## [WORK ITEM]
Using the records below, give the number of lines where the string "icon" shows up. Add nothing to it.

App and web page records
===============

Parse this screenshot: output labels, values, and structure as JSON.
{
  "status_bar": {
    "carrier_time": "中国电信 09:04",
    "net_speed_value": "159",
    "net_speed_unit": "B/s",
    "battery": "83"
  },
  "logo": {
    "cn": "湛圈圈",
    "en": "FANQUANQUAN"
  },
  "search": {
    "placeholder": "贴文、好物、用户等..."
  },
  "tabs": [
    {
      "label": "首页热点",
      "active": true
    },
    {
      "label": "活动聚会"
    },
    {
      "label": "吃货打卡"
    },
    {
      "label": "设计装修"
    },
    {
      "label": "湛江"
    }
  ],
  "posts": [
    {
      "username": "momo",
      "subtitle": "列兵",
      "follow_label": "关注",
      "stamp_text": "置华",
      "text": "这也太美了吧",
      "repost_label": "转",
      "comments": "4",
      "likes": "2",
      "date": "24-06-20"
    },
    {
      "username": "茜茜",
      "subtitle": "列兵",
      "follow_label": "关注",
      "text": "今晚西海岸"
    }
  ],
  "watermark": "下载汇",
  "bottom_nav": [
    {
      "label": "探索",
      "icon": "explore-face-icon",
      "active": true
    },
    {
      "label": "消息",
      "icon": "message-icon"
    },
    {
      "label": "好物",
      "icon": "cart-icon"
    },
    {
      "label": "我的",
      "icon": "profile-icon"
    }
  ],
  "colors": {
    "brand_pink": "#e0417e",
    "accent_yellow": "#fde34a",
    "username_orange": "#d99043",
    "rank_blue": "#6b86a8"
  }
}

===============

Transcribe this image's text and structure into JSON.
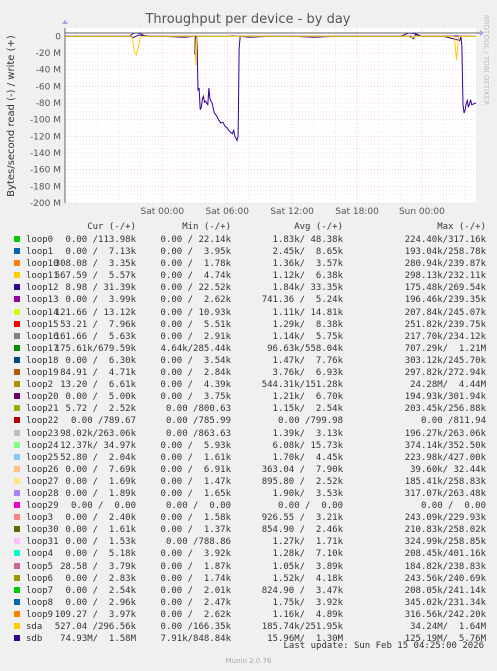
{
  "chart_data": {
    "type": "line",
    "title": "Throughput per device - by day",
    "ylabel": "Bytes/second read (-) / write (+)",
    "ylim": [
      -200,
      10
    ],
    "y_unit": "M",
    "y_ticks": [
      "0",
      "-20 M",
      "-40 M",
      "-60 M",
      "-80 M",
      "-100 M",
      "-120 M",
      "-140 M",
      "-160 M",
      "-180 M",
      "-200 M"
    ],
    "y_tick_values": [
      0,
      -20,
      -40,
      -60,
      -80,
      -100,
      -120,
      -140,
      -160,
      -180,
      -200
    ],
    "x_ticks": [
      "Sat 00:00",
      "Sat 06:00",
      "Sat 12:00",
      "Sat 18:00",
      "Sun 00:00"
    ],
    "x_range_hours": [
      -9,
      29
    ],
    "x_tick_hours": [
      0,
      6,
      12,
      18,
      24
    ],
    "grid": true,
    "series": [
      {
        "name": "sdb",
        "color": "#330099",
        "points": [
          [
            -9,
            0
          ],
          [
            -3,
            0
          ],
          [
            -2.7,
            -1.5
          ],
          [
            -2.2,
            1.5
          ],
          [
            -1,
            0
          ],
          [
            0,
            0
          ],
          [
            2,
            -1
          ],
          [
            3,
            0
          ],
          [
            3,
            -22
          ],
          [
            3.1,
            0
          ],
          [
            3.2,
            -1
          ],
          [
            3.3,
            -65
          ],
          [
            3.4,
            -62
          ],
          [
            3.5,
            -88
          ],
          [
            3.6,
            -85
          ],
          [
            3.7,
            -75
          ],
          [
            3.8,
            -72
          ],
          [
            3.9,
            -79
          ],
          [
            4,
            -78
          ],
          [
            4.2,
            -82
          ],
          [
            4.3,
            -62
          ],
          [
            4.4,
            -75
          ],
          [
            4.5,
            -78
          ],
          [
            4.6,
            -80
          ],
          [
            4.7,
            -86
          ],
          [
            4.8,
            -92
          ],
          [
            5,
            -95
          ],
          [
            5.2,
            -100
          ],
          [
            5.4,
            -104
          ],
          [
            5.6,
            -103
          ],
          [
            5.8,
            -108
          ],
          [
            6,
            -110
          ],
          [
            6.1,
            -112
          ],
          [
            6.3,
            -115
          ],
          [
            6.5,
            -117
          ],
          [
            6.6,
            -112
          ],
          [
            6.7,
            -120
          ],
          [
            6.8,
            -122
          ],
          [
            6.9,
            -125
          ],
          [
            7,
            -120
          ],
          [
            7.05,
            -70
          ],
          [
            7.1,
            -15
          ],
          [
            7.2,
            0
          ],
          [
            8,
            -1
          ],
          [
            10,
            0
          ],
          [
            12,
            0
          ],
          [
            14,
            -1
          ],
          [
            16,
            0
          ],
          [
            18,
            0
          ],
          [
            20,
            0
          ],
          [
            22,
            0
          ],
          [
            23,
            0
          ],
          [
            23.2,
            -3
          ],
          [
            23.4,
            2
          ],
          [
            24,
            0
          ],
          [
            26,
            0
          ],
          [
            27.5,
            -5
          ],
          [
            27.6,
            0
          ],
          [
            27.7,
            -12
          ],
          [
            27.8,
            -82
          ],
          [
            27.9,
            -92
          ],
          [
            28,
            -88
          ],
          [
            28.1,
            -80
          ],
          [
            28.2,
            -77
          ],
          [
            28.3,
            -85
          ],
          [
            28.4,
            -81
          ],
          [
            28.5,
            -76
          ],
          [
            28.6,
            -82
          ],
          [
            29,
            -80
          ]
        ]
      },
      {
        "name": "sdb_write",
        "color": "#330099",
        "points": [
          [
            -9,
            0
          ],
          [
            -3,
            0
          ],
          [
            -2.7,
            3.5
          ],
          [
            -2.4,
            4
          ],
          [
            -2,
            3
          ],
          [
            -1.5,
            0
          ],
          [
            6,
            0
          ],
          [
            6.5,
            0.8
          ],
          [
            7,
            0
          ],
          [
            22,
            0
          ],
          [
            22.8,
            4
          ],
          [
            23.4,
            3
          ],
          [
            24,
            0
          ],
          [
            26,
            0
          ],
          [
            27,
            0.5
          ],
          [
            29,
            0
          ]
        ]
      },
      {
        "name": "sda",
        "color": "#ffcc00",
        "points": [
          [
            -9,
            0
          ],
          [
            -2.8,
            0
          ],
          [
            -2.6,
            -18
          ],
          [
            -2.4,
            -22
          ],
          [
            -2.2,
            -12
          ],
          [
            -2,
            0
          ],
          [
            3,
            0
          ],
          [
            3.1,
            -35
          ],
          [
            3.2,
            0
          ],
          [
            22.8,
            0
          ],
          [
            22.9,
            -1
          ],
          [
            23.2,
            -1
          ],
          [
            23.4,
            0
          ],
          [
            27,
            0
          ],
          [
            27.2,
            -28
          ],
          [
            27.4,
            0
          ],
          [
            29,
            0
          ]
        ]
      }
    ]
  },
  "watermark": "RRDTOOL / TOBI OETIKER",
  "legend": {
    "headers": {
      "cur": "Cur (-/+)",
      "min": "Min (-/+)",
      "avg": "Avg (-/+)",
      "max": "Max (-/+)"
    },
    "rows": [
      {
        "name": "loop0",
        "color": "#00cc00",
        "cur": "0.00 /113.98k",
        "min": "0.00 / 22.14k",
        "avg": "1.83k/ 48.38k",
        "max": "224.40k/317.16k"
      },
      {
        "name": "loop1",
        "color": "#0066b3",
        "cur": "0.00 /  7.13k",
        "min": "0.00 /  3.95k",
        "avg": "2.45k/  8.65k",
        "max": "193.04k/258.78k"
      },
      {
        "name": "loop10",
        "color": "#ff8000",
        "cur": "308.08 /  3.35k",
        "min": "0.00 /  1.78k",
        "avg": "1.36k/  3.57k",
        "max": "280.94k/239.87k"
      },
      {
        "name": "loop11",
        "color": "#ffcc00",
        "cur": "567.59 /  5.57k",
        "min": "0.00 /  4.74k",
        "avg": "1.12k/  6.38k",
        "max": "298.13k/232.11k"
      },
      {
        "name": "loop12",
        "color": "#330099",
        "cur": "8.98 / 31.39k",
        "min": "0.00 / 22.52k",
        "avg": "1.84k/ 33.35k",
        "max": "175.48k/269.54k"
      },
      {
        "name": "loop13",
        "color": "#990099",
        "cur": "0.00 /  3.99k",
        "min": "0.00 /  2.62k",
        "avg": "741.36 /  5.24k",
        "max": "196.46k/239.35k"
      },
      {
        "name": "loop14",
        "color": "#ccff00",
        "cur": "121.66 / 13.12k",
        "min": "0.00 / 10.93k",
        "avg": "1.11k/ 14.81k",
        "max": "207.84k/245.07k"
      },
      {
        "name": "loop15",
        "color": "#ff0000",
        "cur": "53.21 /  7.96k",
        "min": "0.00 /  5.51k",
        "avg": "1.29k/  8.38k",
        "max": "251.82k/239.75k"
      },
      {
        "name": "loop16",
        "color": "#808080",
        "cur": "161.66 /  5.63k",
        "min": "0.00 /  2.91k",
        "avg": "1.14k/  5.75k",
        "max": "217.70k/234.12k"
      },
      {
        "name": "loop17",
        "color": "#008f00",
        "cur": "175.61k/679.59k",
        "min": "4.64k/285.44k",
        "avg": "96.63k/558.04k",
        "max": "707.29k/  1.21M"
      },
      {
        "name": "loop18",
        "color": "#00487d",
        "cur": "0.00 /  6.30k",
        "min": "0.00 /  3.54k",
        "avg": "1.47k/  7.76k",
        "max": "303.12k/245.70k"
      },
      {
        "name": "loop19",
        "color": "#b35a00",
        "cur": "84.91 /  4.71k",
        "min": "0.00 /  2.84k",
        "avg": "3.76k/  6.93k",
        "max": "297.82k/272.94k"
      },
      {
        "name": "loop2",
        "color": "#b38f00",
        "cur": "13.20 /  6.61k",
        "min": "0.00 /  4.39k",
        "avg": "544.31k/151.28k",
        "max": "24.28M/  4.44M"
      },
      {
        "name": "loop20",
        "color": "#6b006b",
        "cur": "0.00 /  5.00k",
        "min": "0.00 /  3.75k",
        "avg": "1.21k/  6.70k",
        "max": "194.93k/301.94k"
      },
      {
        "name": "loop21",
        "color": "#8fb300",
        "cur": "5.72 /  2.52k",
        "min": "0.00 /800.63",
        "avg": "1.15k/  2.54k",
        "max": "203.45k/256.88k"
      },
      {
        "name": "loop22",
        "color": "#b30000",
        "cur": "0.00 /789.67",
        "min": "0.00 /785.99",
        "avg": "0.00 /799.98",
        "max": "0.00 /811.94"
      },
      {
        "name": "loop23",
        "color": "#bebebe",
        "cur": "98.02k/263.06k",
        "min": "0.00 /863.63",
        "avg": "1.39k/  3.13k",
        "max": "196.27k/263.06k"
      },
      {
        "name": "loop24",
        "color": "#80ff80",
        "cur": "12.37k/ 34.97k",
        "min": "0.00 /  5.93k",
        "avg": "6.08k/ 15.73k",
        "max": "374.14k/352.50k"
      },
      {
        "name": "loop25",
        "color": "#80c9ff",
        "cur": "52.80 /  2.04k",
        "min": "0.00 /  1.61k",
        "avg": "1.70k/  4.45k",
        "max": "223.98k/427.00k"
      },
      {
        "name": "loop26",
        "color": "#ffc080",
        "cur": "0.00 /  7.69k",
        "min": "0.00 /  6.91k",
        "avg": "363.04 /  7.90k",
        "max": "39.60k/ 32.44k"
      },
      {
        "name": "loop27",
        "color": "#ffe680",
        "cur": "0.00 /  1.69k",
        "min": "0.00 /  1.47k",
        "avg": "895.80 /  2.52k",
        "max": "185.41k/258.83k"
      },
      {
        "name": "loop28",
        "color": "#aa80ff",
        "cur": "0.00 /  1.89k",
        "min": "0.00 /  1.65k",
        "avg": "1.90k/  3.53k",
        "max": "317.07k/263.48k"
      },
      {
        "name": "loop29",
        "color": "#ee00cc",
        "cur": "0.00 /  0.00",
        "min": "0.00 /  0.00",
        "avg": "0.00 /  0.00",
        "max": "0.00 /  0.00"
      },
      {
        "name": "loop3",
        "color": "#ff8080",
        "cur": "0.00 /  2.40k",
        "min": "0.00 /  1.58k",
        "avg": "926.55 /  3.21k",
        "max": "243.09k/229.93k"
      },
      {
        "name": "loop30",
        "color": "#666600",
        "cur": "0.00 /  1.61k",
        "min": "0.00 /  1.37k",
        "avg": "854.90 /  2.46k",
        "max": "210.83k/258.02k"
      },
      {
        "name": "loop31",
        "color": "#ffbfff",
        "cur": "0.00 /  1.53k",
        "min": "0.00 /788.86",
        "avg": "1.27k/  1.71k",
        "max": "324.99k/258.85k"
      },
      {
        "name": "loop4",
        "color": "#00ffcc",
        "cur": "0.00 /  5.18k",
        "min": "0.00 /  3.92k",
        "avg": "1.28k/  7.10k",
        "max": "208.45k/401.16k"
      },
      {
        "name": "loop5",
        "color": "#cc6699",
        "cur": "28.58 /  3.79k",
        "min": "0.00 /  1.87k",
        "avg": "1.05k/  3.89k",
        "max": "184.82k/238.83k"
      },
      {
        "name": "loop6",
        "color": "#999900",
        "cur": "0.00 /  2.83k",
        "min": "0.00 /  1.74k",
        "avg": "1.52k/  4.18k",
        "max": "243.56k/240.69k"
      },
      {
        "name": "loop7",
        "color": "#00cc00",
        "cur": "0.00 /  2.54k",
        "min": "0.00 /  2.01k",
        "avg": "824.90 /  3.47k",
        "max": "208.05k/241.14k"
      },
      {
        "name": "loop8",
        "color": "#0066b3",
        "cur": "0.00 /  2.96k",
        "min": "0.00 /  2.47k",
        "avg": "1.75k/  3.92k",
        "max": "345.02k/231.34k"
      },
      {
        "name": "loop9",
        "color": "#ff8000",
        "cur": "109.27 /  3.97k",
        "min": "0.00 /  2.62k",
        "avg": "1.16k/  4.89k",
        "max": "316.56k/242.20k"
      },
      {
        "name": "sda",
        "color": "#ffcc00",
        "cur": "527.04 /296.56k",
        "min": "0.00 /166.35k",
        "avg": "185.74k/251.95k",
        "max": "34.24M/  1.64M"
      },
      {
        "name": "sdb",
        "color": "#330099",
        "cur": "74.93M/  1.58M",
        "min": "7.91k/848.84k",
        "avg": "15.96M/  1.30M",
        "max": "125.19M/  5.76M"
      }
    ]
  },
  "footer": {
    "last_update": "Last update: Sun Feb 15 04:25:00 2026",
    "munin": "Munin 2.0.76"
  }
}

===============

## [EXERCISE ANSWER]
4